◆ Given data:
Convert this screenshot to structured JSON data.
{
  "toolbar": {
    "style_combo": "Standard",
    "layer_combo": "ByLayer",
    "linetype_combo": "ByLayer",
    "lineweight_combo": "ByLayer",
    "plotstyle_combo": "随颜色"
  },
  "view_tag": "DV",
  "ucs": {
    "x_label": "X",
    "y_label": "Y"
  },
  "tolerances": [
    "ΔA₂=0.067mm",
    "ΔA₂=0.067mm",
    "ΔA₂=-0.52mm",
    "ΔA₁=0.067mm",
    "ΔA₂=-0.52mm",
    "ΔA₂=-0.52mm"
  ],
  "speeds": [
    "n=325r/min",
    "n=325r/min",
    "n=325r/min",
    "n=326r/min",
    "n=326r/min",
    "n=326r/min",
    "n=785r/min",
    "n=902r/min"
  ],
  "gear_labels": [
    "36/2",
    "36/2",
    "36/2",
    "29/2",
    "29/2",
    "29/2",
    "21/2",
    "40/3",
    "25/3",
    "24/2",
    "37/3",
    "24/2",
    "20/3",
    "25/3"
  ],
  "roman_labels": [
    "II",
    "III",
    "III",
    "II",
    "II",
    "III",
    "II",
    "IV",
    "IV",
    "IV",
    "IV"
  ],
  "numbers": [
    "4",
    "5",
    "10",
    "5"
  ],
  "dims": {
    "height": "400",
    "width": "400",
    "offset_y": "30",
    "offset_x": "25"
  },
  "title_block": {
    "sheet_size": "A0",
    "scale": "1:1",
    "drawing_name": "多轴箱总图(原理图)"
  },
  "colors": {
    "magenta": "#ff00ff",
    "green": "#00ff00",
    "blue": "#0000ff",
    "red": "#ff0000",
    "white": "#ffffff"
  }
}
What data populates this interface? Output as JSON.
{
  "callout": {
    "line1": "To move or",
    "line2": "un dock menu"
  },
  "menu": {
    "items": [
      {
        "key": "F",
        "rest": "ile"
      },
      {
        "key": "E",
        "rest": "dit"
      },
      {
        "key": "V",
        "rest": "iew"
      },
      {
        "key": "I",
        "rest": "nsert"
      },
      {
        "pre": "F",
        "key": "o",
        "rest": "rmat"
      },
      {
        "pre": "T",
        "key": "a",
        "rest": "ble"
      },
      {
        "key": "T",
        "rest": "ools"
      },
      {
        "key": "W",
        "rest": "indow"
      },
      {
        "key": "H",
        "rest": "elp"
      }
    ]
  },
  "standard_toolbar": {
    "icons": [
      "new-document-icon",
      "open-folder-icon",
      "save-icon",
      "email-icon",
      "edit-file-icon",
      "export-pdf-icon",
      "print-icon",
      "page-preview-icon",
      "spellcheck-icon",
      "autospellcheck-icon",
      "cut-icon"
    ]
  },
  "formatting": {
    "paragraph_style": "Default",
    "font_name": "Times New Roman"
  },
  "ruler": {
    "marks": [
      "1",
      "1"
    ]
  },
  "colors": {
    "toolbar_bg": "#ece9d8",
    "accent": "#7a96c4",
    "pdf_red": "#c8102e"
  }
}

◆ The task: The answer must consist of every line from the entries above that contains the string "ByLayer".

◆ Answer to this task:
    "layer_combo": "ByLayer",
    "linetype_combo": "ByLayer",
    "lineweight_combo": "ByLayer",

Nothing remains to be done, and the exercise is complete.